- Lead a class discussion about how to be a good friend.
- Write a story about the effects of bullying or benefits of teamwork.
- Role-play a scenario or make a presentation about the importance of respecting others, the negative effects of gossip, or how to cooperate.
- Do a project about civil rights and bullying.
- Read a book about bullying.
- Make posters for the school about cyberbullying and being smart online.
- Involve the kid who bullied in making amends or repairing the situation. The goal is to help them see how their actions affect others. For example, the child can:
- Write a letter apologizing to the student who was bullied.
- Do a good deed for the person who was bullied or for others in your community.
- Clean up, repair, or pay for any property they damaged.
- Avoid strategies that don’t work or have negative consequences.
- Zero tolerance or “three strikes, you’re out” strategies don’t work. Suspending or expelling students who bully does not reduce bullying behavior. Students and teachers may be less likely to report and address bullying if suspension or expulsion is the consequence.
- Conflict resolution and peer mediation don’t work for bullying. Bullying is not a conflict between people of equal power who share equal blame. Facing those who have bullied may further upset kids who have been bullied.
- Group treatment for students who bully doesn’t work. Group members tend to reinforce bullying behavior in each other.
- Follow-up. After the bullying issue is resolved, continue finding ways to help the child who bullied to understand how what they do affects other people. For example, praise acts of kindness or talk about what it means to be a good friend.
Support Bystanders Who Witness Bullying
Even if kids are not bullied or bullying others they can be affected by bullying. Many times, when they see bullying, they may not know what to do to stop it. They may not feel safe stepping in at the moment, but there are many other steps they can take (e.g reporting the bullying to an adult). Provide emotional support and encourage all students to report bullying incidents.
WHAT WILL THE BEHAVIOR AND EMOTIONAL SUPPORT TEAM DO?
When a member of the Behavior and Emotional Support Team Receives a bully report, the following procedures will be followed:
- The team member who receives the report will look up the offender on the computer tracking system to see if there is a pattern of behavior. Behavior log will be printed for review.
- The team member will forward this information to the school leadership and counseling team. Bully Reports will be given priority.
- The school leadership and counseling team will check the target student’s file to see if there are other bully reports on file.
- Target students may be referred to the School Counselor for counseling or skills building groups.

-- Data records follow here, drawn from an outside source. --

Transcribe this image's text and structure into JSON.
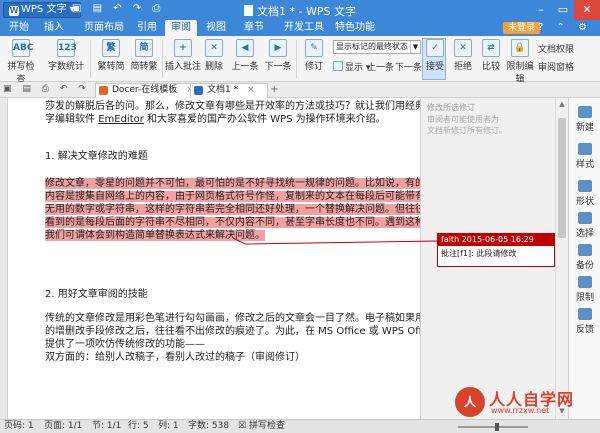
{
  "window": {
    "app_button": "WPS 文字",
    "title": "文档1 * - WPS 文字",
    "qa_icons": "▣ ▤ ↶ ↷ ⎙",
    "minimize": "–",
    "restore": "▭",
    "close": "✕"
  },
  "menu": {
    "tabs": [
      "开始",
      "插入",
      "页面布局",
      "引用",
      "审阅",
      "视图",
      "章节",
      "开发工具",
      "特色功能"
    ],
    "active_tab": "审阅",
    "unregistered": "未登录",
    "right_icons": "? ⌃ ⚙"
  },
  "ribbon": {
    "spellcheck": "拼写检查",
    "wordcount": "字数统计",
    "trad_to_simp": "繁转简",
    "simp_to_trad": "简转繁",
    "insert_comment": "插入批注",
    "delete": "删除",
    "prev_comment": "上一条",
    "next_comment": "下一条",
    "track_changes": "修订",
    "display_select": "显示标记的最终状态",
    "display": "显示",
    "prev_change": "上一条",
    "next_change": "下一条",
    "accept": "接受",
    "reject": "拒绝",
    "compare": "比较",
    "restrict_edit": "限制编辑",
    "doc_permission": "文档权限",
    "review_pane": "审阅窗格",
    "icons": {
      "spellcheck": "ABC",
      "wordcount": "123",
      "trad": "繁",
      "simp": "简",
      "insert_comment": "+",
      "delete": "✕",
      "prev": "◀",
      "next": "▶",
      "track": "✎",
      "accept": "✓"
    }
  },
  "toolbar2": {
    "icons": "▣ ▤ ⎙ ↶ ↷ ▾",
    "tabs": [
      {
        "label": "Docer-在线模板",
        "color": "#e0662b"
      },
      {
        "label": "文档1 *",
        "color": "#2a6fbf"
      }
    ],
    "close_mark": "×",
    "new_tab": "+"
  },
  "document": {
    "line1": "莎发的解脱后各的问。那么，修改文章有哪些是开效率的方法或技巧？就让我们用经典的文",
    "line2_a": "字编辑软件 ",
    "line2_link": "EmEditor",
    "line2_b": " 和大家喜爱的国产办公软件 WPS 为操作环境来介绍。",
    "heading1": "1.  解决文章修改的难题",
    "highlighted": [
      "修改文章，零星的问题并不可怕，最可怕的是不好寻找统一规律的问题。比如说，有的文章",
      "内容是搜集自网络上的内容，由于网页格式符号作怪，复制来的文本在每段后可能带有一些",
      "无用的数字或字符串，这样的字符串若完全相同还好处理，一个替换解决问题。但往往我们",
      "看到的是每段后面的字符串不尽相同，不仅内容不同，甚至字串长度也不同。遇到这种情况，",
      "我们可谓体会到构造简单替换表达式来解决问题。"
    ],
    "heading2": "2.  用好文章审阅的技能",
    "para2": [
      "传统的文章修改是用彩色笔进行勾勾画画，修改之后的文章会一目了然。电子稿如果用普通",
      "的增删改手段修改之后，往往看不出修改的痕迹了。为此，在 MS Office 或 WPS Office 中",
      "提供了一项吹仿传统修改的功能——",
      "双方面的：给别人改稿子，看别人改过的稿子（审阅修订）"
    ]
  },
  "comment_pane": {
    "header": "修改所选修订",
    "note": "审阅者可能使用者为\n文档新修订所有修订。"
  },
  "comment": {
    "author_date": "faith 2015-06-05 16:29",
    "body": "批注[f1]: 此段请修改"
  },
  "taskpane": {
    "items": [
      "新建",
      "样式",
      "形状",
      "选择",
      "备份",
      "限制",
      "反馈"
    ],
    "colors": [
      "#4a84c8",
      "#4a84c8",
      "#4a84c8",
      "#4a84c8",
      "#4a84c8",
      "#4a84c8",
      "#4a84c8"
    ]
  },
  "statusbar": {
    "page": "页码: 1",
    "pages": "页面: 1/1",
    "section": "节: 1/1",
    "row": "行: 5",
    "col": "列: 1",
    "wordcount": "字数: 538",
    "spellcheck": "拼写检查",
    "zoom_value": 0.55
  },
  "watermark": {
    "title": "人人自学网",
    "url": "www.rrzxw.net",
    "badge": "人"
  }
}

- The school leadership and counseling team will meet with students separately to gather information. Other students may also be spoken to at this time.

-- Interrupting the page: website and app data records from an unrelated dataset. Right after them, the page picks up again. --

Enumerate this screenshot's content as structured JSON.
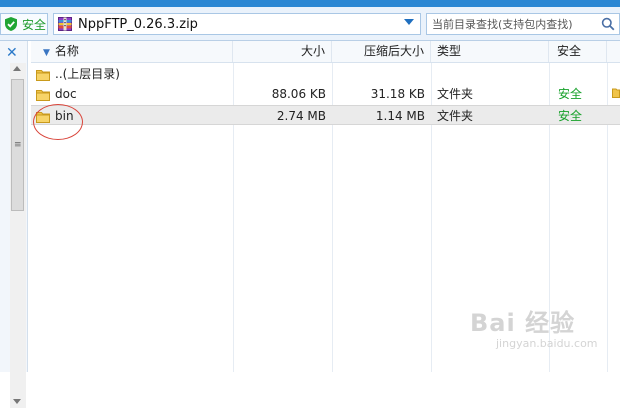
{
  "toolbar": {
    "safe_label": "安全",
    "path": "NppFTP_0.26.3.zip",
    "search_placeholder": "当前目录查找(支持包内查找)"
  },
  "columns": {
    "name": "名称",
    "size": "大小",
    "compressed": "压缩后大小",
    "type": "类型",
    "safety": "安全"
  },
  "rows": [
    {
      "name": "..(上层目录)",
      "size": "",
      "compressed": "",
      "type": "",
      "safety": "",
      "extra": ""
    },
    {
      "name": "doc",
      "size": "88.06 KB",
      "compressed": "31.18 KB",
      "type": "文件夹",
      "safety": "安全",
      "extra": ""
    },
    {
      "name": "bin",
      "size": "2.74 MB",
      "compressed": "1.14 MB",
      "type": "文件夹",
      "safety": "安全",
      "extra": ""
    }
  ],
  "watermark": {
    "logo": "Bai 经验",
    "url": "jingyan.baidu.com"
  },
  "colors": {
    "accent": "#2b87d3",
    "safe_green": "#17a12a",
    "annotation_red": "#d9443a"
  }
}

- Phone calls will be made to the parents of both the target and the offender, and logged into the school tracking system.

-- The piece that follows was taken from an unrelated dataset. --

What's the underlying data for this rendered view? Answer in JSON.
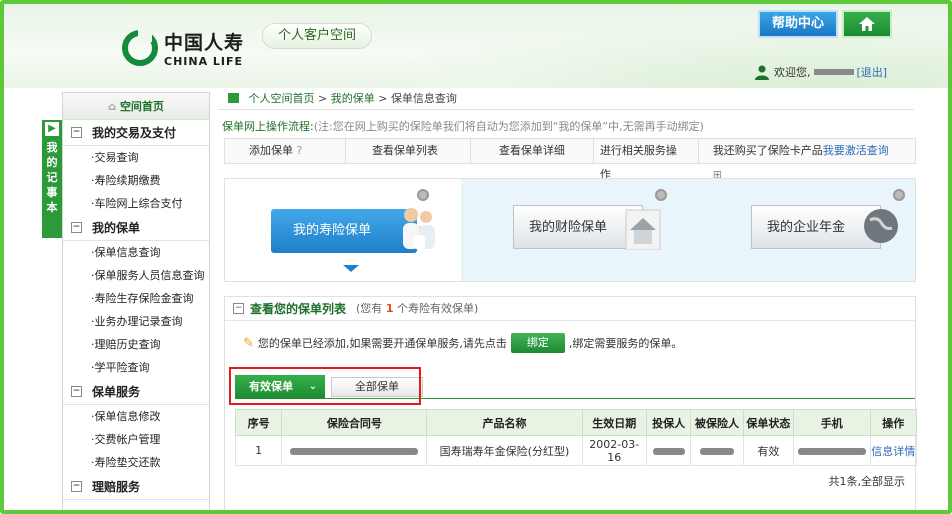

- The school leadership and counseling team will determine level of consequence(s), which may include, but are not limited to:
- Conflict resolution with the target student (if appropriate and if the target student feels comfortable)
- Restorative Justice Assignment
- Referral to participate Check-In/Check-Out intervention
- Referral to the School Counselor for counseling or skills building groups
- Parent meeting
- Possible suspension/expulsion
- Behavior Staff will enter the report as a Major incident into the computer tracking system, indicating the consequence given.
- The incident will be labeled as “bullying” if it is found to be substantiated.
- The incident will be labeled as “bully investigation” if it is not.
- Original Bully report will be put in the offender's student file and a copy will be put into the target’s file.
Report bullying online (google form):